**DIRECTIONS**.
For this exercise, repeat the records below exactly and omit every picture.

+ + +

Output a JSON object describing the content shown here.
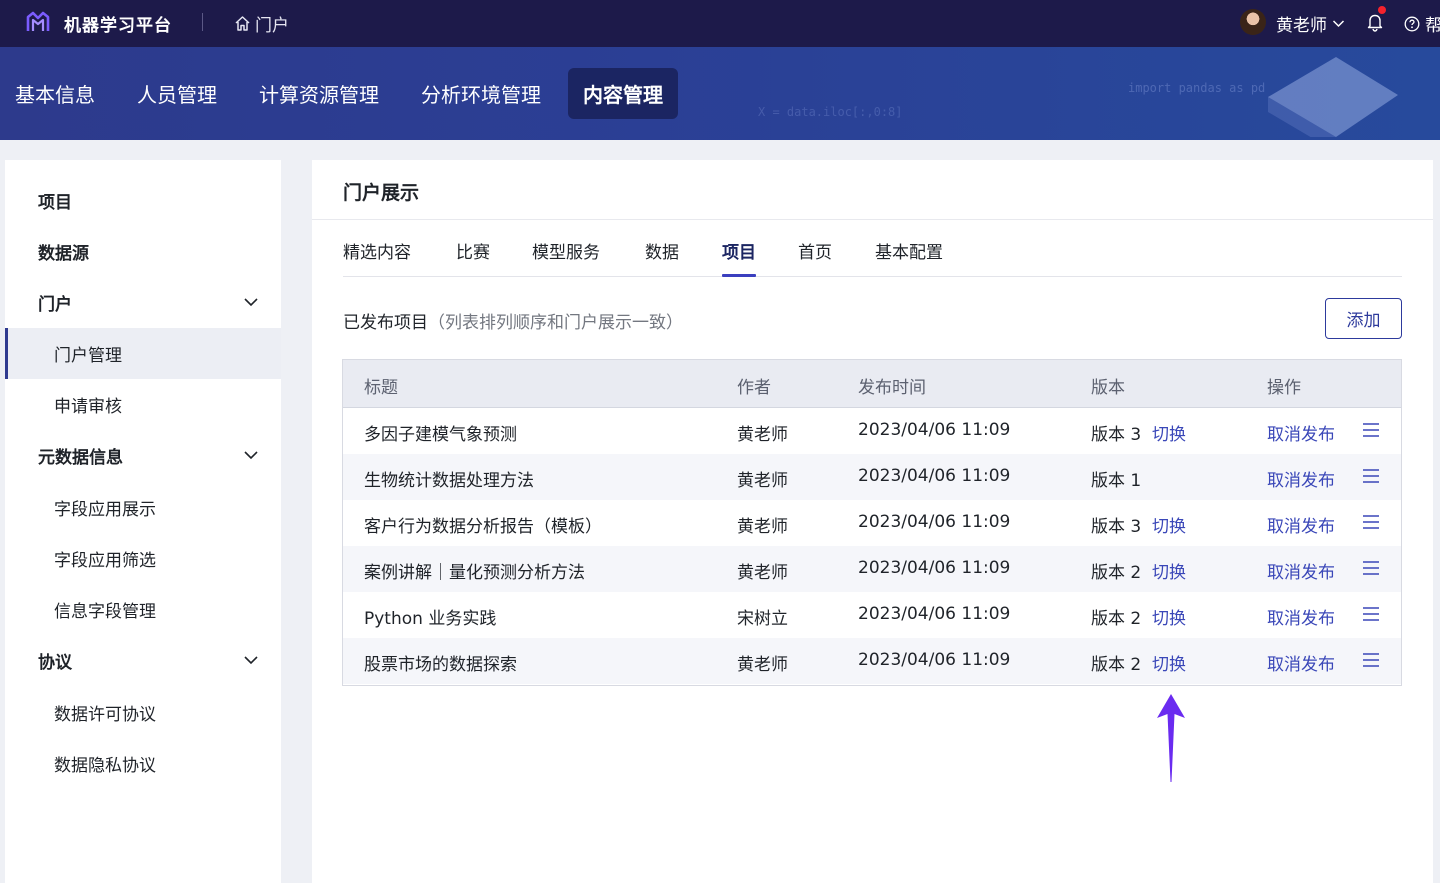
{
  "topbar": {
    "app_title": "机器学习平台",
    "portal_link": "门户",
    "user_name": "黄老师",
    "help_label": "帮助"
  },
  "nav": {
    "items": [
      "基本信息",
      "人员管理",
      "计算资源管理",
      "分析环境管理",
      "内容管理"
    ],
    "active_index": 4,
    "decor_code_1": "import pandas as pd",
    "decor_code_2": "X = data.iloc[:,0:8]"
  },
  "sidebar": {
    "items": [
      {
        "label": "项目",
        "level": 1
      },
      {
        "label": "数据源",
        "level": 1
      },
      {
        "label": "门户",
        "level": 1,
        "expandable": true
      },
      {
        "label": "门户管理",
        "level": 2,
        "active": true
      },
      {
        "label": "申请审核",
        "level": 2
      },
      {
        "label": "元数据信息",
        "level": 1,
        "expandable": true
      },
      {
        "label": "字段应用展示",
        "level": 2
      },
      {
        "label": "字段应用筛选",
        "level": 2
      },
      {
        "label": "信息字段管理",
        "level": 2
      },
      {
        "label": "协议",
        "level": 1,
        "expandable": true
      },
      {
        "label": "数据许可协议",
        "level": 2
      },
      {
        "label": "数据隐私协议",
        "level": 2
      }
    ]
  },
  "main": {
    "title": "门户展示",
    "tabs": [
      "精选内容",
      "比赛",
      "模型服务",
      "数据",
      "项目",
      "首页",
      "基本配置"
    ],
    "active_tab": "项目",
    "section_title": "已发布项目",
    "section_note": "（列表排列顺序和门户展示一致）",
    "add_button": "添加",
    "table": {
      "columns": [
        "标题",
        "作者",
        "发布时间",
        "版本",
        "操作"
      ],
      "rows": [
        {
          "title": "多因子建模气象预测",
          "author": "黄老师",
          "time": "2023/04/06 11:09",
          "version": "版本 3",
          "switch": "切换",
          "action": "取消发布"
        },
        {
          "title": "生物统计数据处理方法",
          "author": "黄老师",
          "time": "2023/04/06 11:09",
          "version": "版本 1",
          "switch": "",
          "action": "取消发布"
        },
        {
          "title": "客户行为数据分析报告（模板）",
          "author": "黄老师",
          "time": "2023/04/06 11:09",
          "version": "版本 3",
          "switch": "切换",
          "action": "取消发布"
        },
        {
          "title": "案例讲解｜量化预测分析方法",
          "author": "黄老师",
          "time": "2023/04/06 11:09",
          "version": "版本 2",
          "switch": "切换",
          "action": "取消发布"
        },
        {
          "title": "Python 业务实践",
          "author": "宋树立",
          "time": "2023/04/06 11:09",
          "version": "版本 2",
          "switch": "切换",
          "action": "取消发布"
        },
        {
          "title": "股票市场的数据探索",
          "author": "黄老师",
          "time": "2023/04/06 11:09",
          "version": "版本 2",
          "switch": "切换",
          "action": "取消发布"
        }
      ]
    }
  },
  "icons": {
    "logo": "logo-icon",
    "portal": "home-icon",
    "user_menu": "chevron-down-icon",
    "notifications": "bell-icon",
    "help": "question-circle-icon",
    "row_menu": "menu-lines-icon",
    "annotation": "arrow-up-icon"
  },
  "colors": {
    "topbar_bg": "#1d1a4a",
    "nav_bg": "#2b3f95",
    "accent": "#3a47b8",
    "annotation_arrow": "#6a2bf0",
    "notification_dot": "#f5222d"
  }
}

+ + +

**TASK ANSWER**.
Output a JSON object describing the content shown here.
{
  "topbar": {
    "app_title": "机器学习平台",
    "portal_link": "门户",
    "user_name": "黄老师",
    "help_label": "帮助"
  },
  "nav": {
    "items": [
      "基本信息",
      "人员管理",
      "计算资源管理",
      "分析环境管理",
      "内容管理"
    ],
    "active_index": 4,
    "decor_code_1": "import pandas as pd",
    "decor_code_2": "X = data.iloc[:,0:8]"
  },
  "sidebar": {
    "items": [
      {
        "label": "项目",
        "level": 1
      },
      {
        "label": "数据源",
        "level": 1
      },
      {
        "label": "门户",
        "level": 1,
        "expandable": true
      },
      {
        "label": "门户管理",
        "level": 2,
        "active": true
      },
      {
        "label": "申请审核",
        "level": 2
      },
      {
        "label": "元数据信息",
        "level": 1,
        "expandable": true
      },
      {
        "label": "字段应用展示",
        "level": 2
      },
      {
        "label": "字段应用筛选",
        "level": 2
      },
      {
        "label": "信息字段管理",
        "level": 2
      },
      {
        "label": "协议",
        "level": 1,
        "expandable": true
      },
      {
        "label": "数据许可协议",
        "level": 2
      },
      {
        "label": "数据隐私协议",
        "level": 2
      }
    ]
  },
  "main": {
    "title": "门户展示",
    "tabs": [
      "精选内容",
      "比赛",
      "模型服务",
      "数据",
      "项目",
      "首页",
      "基本配置"
    ],
    "active_tab": "项目",
    "section_title": "已发布项目",
    "section_note": "（列表排列顺序和门户展示一致）",
    "add_button": "添加",
    "table": {
      "columns": [
        "标题",
        "作者",
        "发布时间",
        "版本",
        "操作"
      ],
      "rows": [
        {
          "title": "多因子建模气象预测",
          "author": "黄老师",
          "time": "2023/04/06 11:09",
          "version": "版本 3",
          "switch": "切换",
          "action": "取消发布"
        },
        {
          "title": "生物统计数据处理方法",
          "author": "黄老师",
          "time": "2023/04/06 11:09",
          "version": "版本 1",
          "switch": "",
          "action": "取消发布"
        },
        {
          "title": "客户行为数据分析报告（模板）",
          "author": "黄老师",
          "time": "2023/04/06 11:09",
          "version": "版本 3",
          "switch": "切换",
          "action": "取消发布"
        },
        {
          "title": "案例讲解｜量化预测分析方法",
          "author": "黄老师",
          "time": "2023/04/06 11:09",
          "version": "版本 2",
          "switch": "切换",
          "action": "取消发布"
        },
        {
          "title": "Python 业务实践",
          "author": "宋树立",
          "time": "2023/04/06 11:09",
          "version": "版本 2",
          "switch": "切换",
          "action": "取消发布"
        },
        {
          "title": "股票市场的数据探索",
          "author": "黄老师",
          "time": "2023/04/06 11:09",
          "version": "版本 2",
          "switch": "切换",
          "action": "取消发布"
        }
      ]
    }
  },
  "icons": {
    "logo": "logo-icon",
    "portal": "home-icon",
    "user_menu": "chevron-down-icon",
    "notifications": "bell-icon",
    "help": "question-circle-icon",
    "row_menu": "menu-lines-icon",
    "annotation": "arrow-up-icon"
  },
  "colors": {
    "topbar_bg": "#1d1a4a",
    "nav_bg": "#2b3f95",
    "accent": "#3a47b8",
    "annotation_arrow": "#6a2bf0",
    "notification_dot": "#f5222d"
  }
}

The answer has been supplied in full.